Chancellor Angela Merkel has ruled out sending combat troops to fight Islamist rebels in Mali alongside France, but warned the northern African nation should not be allowed to become a failed state.
“We are considering whether to provide logistics support or humanitarian aid,” Merkel told public broadcaster NDR late Tuesday in her first public comments on the situation in Mali.
Germany might also provide transportation assistance for the French military offensive aimed at stemming the advance of Islamists in Mali, added the chancellor.
She also stressed the danger of letting Mali fall into the hands of extremists.
“Failed states can mean drug smuggling, terrorist attacks and new floods of refugees, therefore it would not be right simply to refuse an international request for aid,” she said.
If the rebels were to get the upper hand, then the desired political process towards peace would become impossible, Merkel cautioned. At the same time she recalled that Germany has other commitments, such as Afghanistan where it is the third largest provider of foreign troops with around 4,300 military personnel.

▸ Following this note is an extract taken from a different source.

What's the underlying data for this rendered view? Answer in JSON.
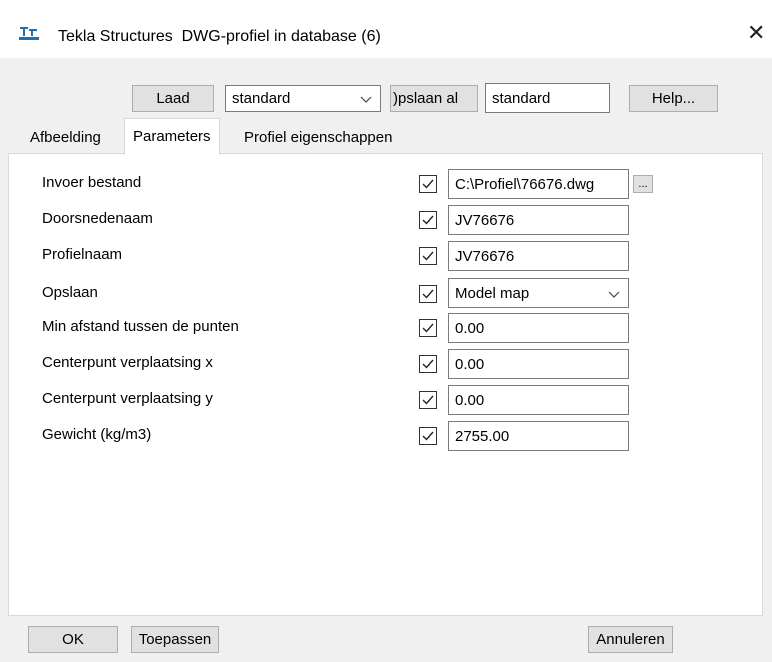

“One should not forget that Germany is militarily very active in other areas, for example in Afghanistan and in Kosovo, where other countries are not so active,” she said.
“We need to ensure that our other missions can continue safely and then the military can decide what offer we can make, for example, in terms of transporters,” Merkel stressed.
Plans were currently “not finalized” but she emphasised that Germany “had no intention of participating in the combat operations.”
Separately, German Defence Minister Thomas de Maiziere said in a statement that Berlin was still working out, in coordination with France, exactly what form its aid to the mission could take.
“The support could be logistic, medical and humanitarian, so it does not just involve the Defence Ministry but also other departments,” the minister said.
On Wednesday, Merkel was to meet with Ivory Coast’s President Alassane Ouattara, current head of the Economic Community of West African States (ECOWAS), which is coordinating the African intervention in the conflict.
On Friday, France launched a campaign of air bombardments to halt a rebel southward advance seen as threatening the Malian capital Bamako.
A contingent of 750 French troops has been sent to bolster Malian forces against the rebels, who have controlled northern Mali since April. Defence sources said Tuesday France plans to triple its forces to 2,500 troops.